PROBLEM DESCRIPTION: Locate the string "icon" throughout the material and copy every line in which it occurs.

DATA EXTRACT:
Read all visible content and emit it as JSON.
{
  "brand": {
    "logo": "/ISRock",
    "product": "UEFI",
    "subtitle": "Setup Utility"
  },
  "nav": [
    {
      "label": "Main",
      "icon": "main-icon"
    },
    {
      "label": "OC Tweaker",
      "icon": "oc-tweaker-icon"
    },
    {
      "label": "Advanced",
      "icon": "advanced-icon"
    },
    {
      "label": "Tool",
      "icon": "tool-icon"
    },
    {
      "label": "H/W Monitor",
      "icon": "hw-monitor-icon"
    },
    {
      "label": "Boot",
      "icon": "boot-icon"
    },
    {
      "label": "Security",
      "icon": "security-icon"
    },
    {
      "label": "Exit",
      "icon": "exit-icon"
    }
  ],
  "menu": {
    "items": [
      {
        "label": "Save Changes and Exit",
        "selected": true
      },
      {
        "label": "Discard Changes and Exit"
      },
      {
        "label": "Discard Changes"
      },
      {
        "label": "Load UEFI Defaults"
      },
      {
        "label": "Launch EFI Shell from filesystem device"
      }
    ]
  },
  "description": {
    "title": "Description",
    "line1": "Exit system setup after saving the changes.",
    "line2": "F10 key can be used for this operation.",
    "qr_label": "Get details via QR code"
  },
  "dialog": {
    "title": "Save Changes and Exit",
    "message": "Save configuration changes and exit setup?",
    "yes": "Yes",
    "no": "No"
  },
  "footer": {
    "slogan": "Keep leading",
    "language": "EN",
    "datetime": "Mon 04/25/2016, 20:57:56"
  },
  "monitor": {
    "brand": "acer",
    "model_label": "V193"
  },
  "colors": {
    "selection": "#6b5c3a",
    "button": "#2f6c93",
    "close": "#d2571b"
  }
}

RESULT OF THE TASK:
      "icon": "main-icon"
      "icon": "oc-tweaker-icon"
      "icon": "advanced-icon"
      "icon": "tool-icon"
      "icon": "hw-monitor-icon"
      "icon": "boot-icon"
      "icon": "security-icon"
      "icon": "exit-icon"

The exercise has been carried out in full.